I have had so much help and been through so much I was invited to do Peer Support training through the HV team. I have just started the course. I had so much support in the beginning – and still do – I felt I really wanted to give something back and help any one that I can.
I think it took us till William was about 12 – 13 weeks old before we really got to grips with breastfeeding. But we persevered and we conquered it J William is now just over 8 months old and even though he is on 3 solid meals a day, I still breastfeed about 6 or 7 times through the day and night & I love it.
He now feeds so quickly he works up a sweat – gone are the days of sitting on the sofa for hours on end feeding – it’s a quick feed and off he crawls to play with one of his many toys. I’m back to work soon so have just bought myself a lovely new manual pump so I can express at work to keep my milk supply up & it means he can still have my milk when he is in kindergarten.
I’m in no rush to end this amazing and special bond between me and my wee son and will continue to breastfeed for many months to come. I feel it’s such a privilege to be able to do this and to provide my baby with something I have made especially for him.
So that is my journey 🙂
Amy & John
When I was a baby, my mother chose to formula feed me and my sisters. That was the norm then, so where my choice to put so much pressure on myself to breastfeed came from, I’ll never know.
Right from when I was pregnant I decided I’d breastfeed. I’d love to say it was to give my son, John, the best start in life but in reality, my reasons were purely selfish – it was free and it was ‘easy’ – what more reason did I need? And with the world telling me it was the “most natural thing a mother can do” I assumed it’d be ‘easy’. Oh how naive I was.
John was a natural – right from the minute he was born he started rooting about, looking for his breakfast. Me however? I was clueless. I assumed a baby would know what to do with very little guidance from me – not the case unfortunately!
We ended up spending two days in hospital post-birth purely as we were struggling to establish breastfeeding. And things were no easier when we got home, ending up back in hospital during our first night home at 4am with a screaming baby and a hugely engorged me.
Things didn’t improve quickly either. For 8 weeks I suffered in agony with cracked nipples (which bled and became infected), engorgement & oversupply issues, as well as a bout of suspected nipple thrush.
Each night we questioned whether going to the 24/7 supermarket for a tin of formula was for the best but each night I wrestled with myself and decided we would succeed in breastfeeding.

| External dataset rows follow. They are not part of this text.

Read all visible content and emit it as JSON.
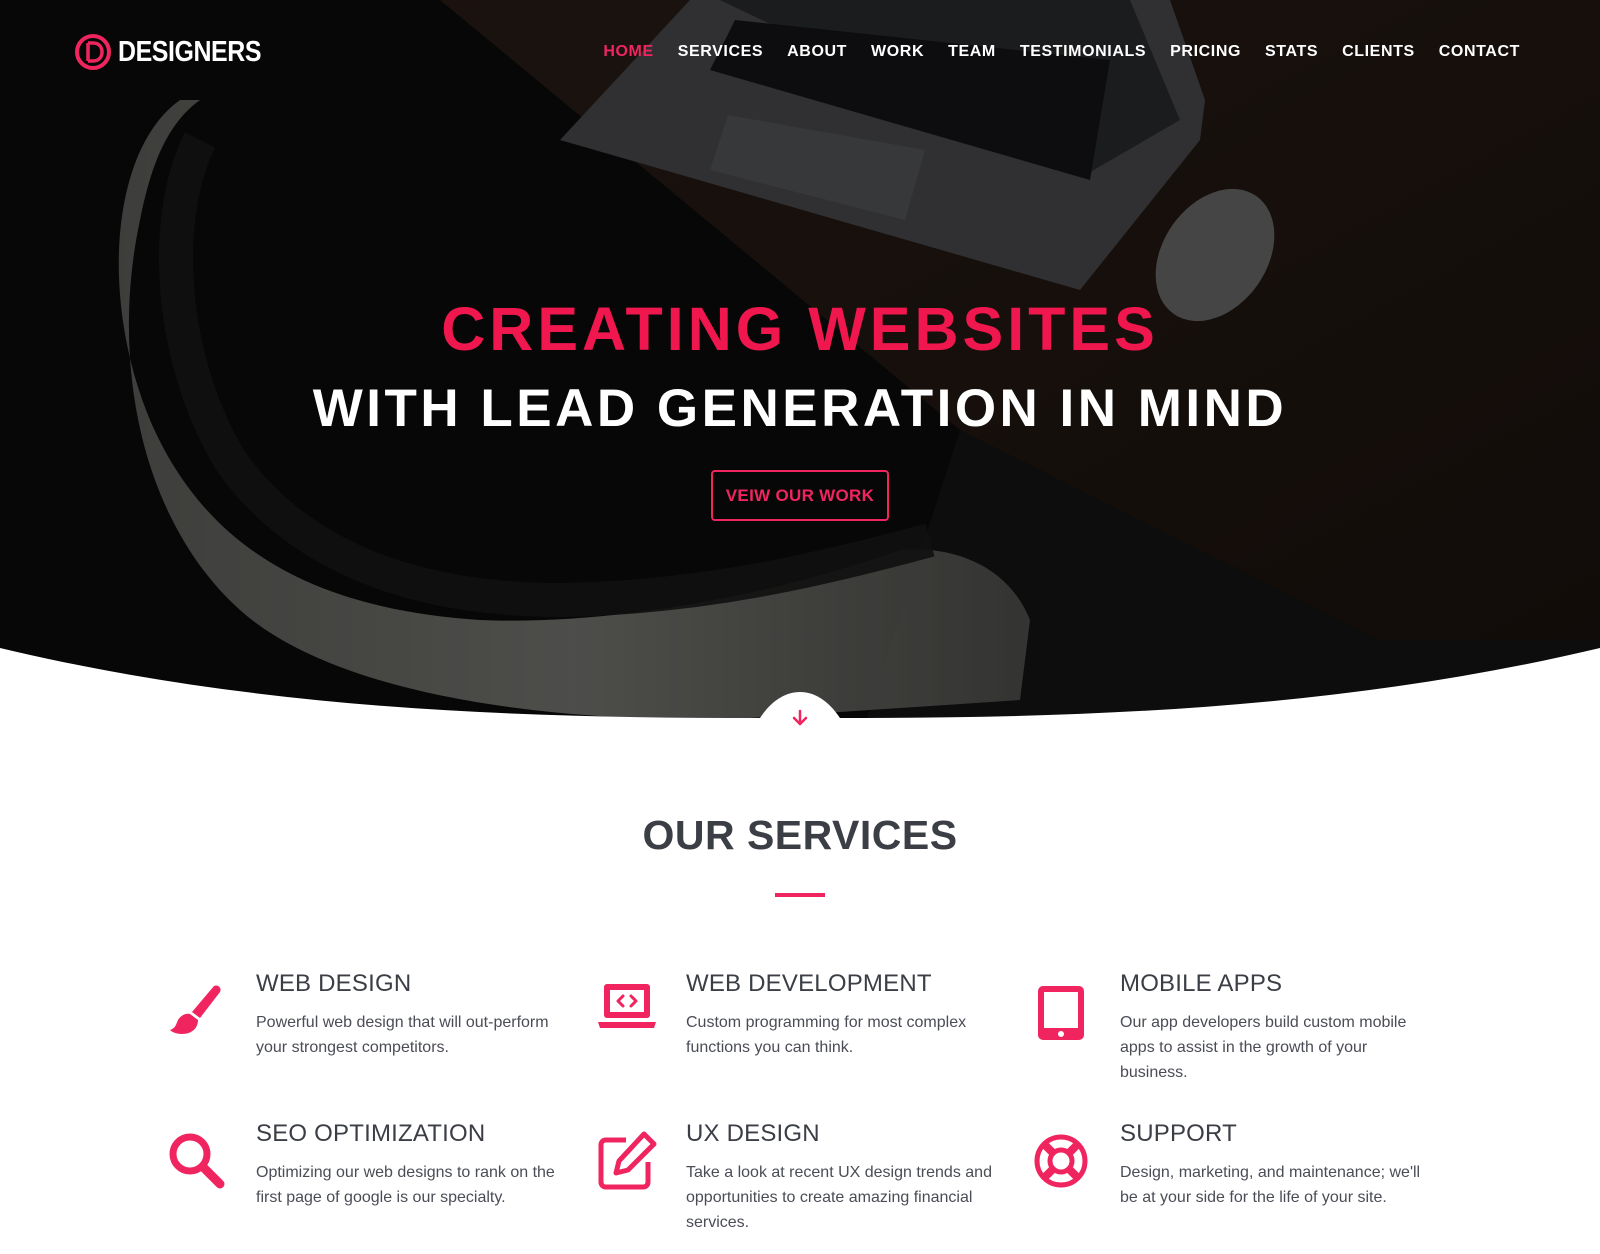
{
  "brand": {
    "name": "DESIGNERS",
    "accent": "#f02560"
  },
  "nav": {
    "items": [
      {
        "label": "HOME",
        "active": true
      },
      {
        "label": "SERVICES",
        "active": false
      },
      {
        "label": "ABOUT",
        "active": false
      },
      {
        "label": "WORK",
        "active": false
      },
      {
        "label": "TEAM",
        "active": false
      },
      {
        "label": "TESTIMONIALS",
        "active": false
      },
      {
        "label": "PRICING",
        "active": false
      },
      {
        "label": "STATS",
        "active": false
      },
      {
        "label": "CLIENTS",
        "active": false
      },
      {
        "label": "CONTACT",
        "active": false
      }
    ]
  },
  "hero": {
    "line1": "CREATING WEBSITES",
    "line2": "WITH LEAD GENERATION IN MIND",
    "cta": "VEIW OUR WORK",
    "scroll_icon": "arrow-down-icon"
  },
  "services": {
    "title": "OUR SERVICES",
    "items": [
      {
        "icon": "paintbrush-icon",
        "name": "WEB DESIGN",
        "desc": "Powerful web design that will out-perform your strongest competitors."
      },
      {
        "icon": "laptop-code-icon",
        "name": "WEB DEVELOPMENT",
        "desc": "Custom programming for most complex functions you can think."
      },
      {
        "icon": "tablet-icon",
        "name": "MOBILE APPS",
        "desc": "Our app developers build custom mobile apps to assist in the growth of your business."
      },
      {
        "icon": "search-icon",
        "name": "SEO OPTIMIZATION",
        "desc": "Optimizing our web designs to rank on the first page of google is our specialty."
      },
      {
        "icon": "edit-icon",
        "name": "UX DESIGN",
        "desc": "Take a look at recent UX design trends and opportunities to create amazing financial services."
      },
      {
        "icon": "lifebuoy-icon",
        "name": "SUPPORT",
        "desc": "Design, marketing, and maintenance; we'll be at your side for the life of your site."
      }
    ]
  }
}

For some reason I’d developed tunnel vision and didn’t allow myself to see any other option – whether it was the thought of “we’ve already come this far” or a case of not wanting people (read:myself) to think I had failed. Not to mention my research into what was actually in formula milk putting me off the idea of ever giving it to a tiny baby.
Thankfully by 2 months, the pressure I’d put on myself started to pay off. Things had finally started to improve. No longer did it feel like I was being stabbed in the boob every time John latched on & we could make it through an entire feed without my toes curling in pain and eventually being brought to tears.

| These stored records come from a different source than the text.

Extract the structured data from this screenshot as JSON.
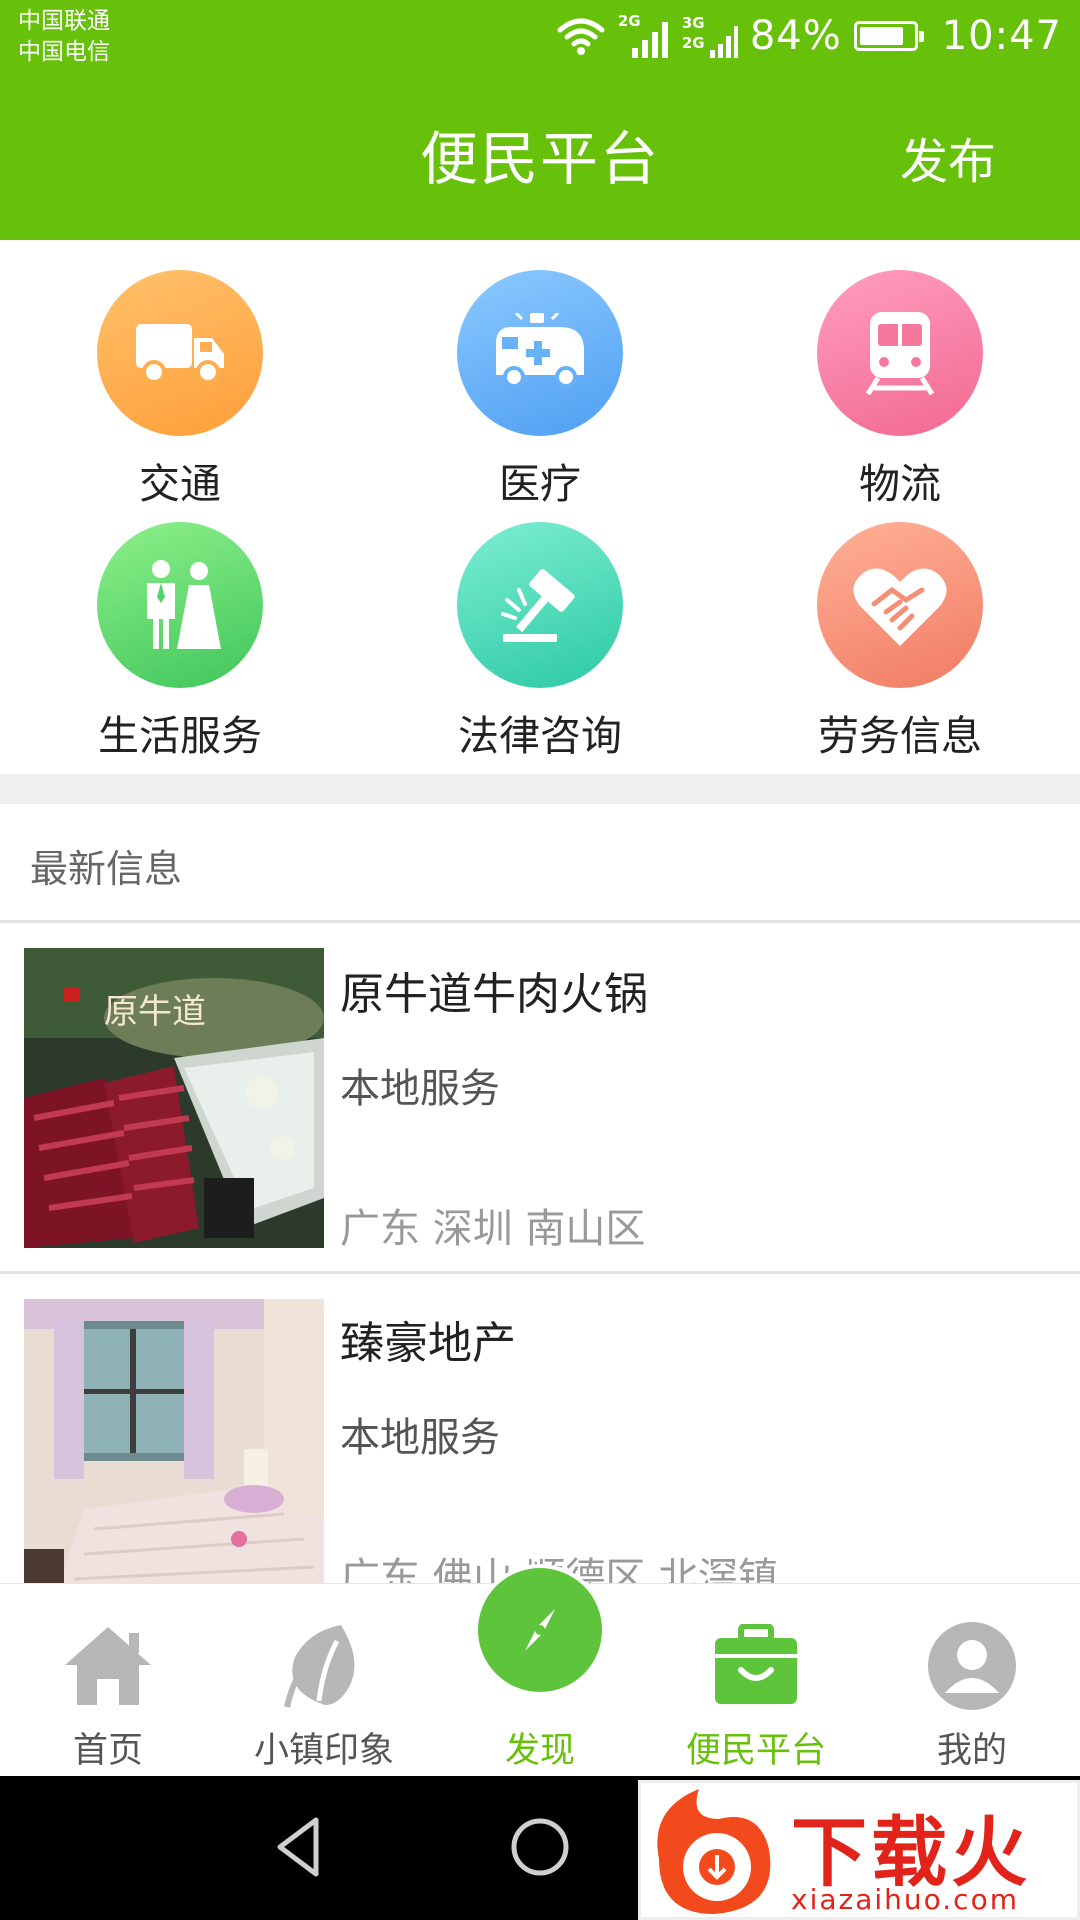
{
  "status": {
    "carrier1": "中国联通",
    "carrier2": "中国电信",
    "net1": "2G",
    "net2_top": "3G",
    "net2_bottom": "2G",
    "battery": "84%",
    "time": "10:47"
  },
  "header": {
    "title": "便民平台",
    "publish_label": "发布"
  },
  "categories": [
    {
      "label": "交通",
      "icon": "truck-icon",
      "color": "#ffae4d"
    },
    {
      "label": "医疗",
      "icon": "ambulance-icon",
      "color": "#67b2f7"
    },
    {
      "label": "物流",
      "icon": "train-icon",
      "color": "#f6789d"
    },
    {
      "label": "生活服务",
      "icon": "wedding-couple-icon",
      "color": "#55d26c"
    },
    {
      "label": "法律咨询",
      "icon": "gavel-icon",
      "color": "#41d6b3"
    },
    {
      "label": "劳务信息",
      "icon": "handshake-heart-icon",
      "color": "#f48f76"
    }
  ],
  "latest": {
    "title": "最新信息",
    "items": [
      {
        "title": "原牛道牛肉火锅",
        "category": "本地服务",
        "location": "广东 深圳 南山区",
        "sign_text": "原牛道"
      },
      {
        "title": "臻豪地产",
        "category": "本地服务",
        "location": "广东 佛山 顺德区 北滘镇"
      }
    ]
  },
  "bottom_nav": [
    {
      "label": "首页",
      "icon": "home-icon"
    },
    {
      "label": "小镇印象",
      "icon": "leaf-icon"
    },
    {
      "label": "发现",
      "icon": "compass-icon"
    },
    {
      "label": "便民平台",
      "icon": "briefcase-icon"
    },
    {
      "label": "我的",
      "icon": "user-icon"
    }
  ],
  "colors": {
    "brand": "#67c10a",
    "active_tab": "#67c10a"
  },
  "watermark": {
    "text": "下载火",
    "url": "xiazaihuo.com"
  }
}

And despite a couple of bad days from time to time, things continue to improve.
By six months it seemed like everyone around us was finishing up on their breastfeeding journey but I felt like we’d only just got the hang of things. I vowed to continue for as long as breastfeeding worked for us. 18 months on and it’s still working for us, even with baby number 2 now on the way.
Extended breastfeeding does have its ups & downs and I’m sure tandem breastfeeding will present its own challenges but as long as breastfeeding works for us, I’ll continue to provide my boobs for my babies!
What was your journey like?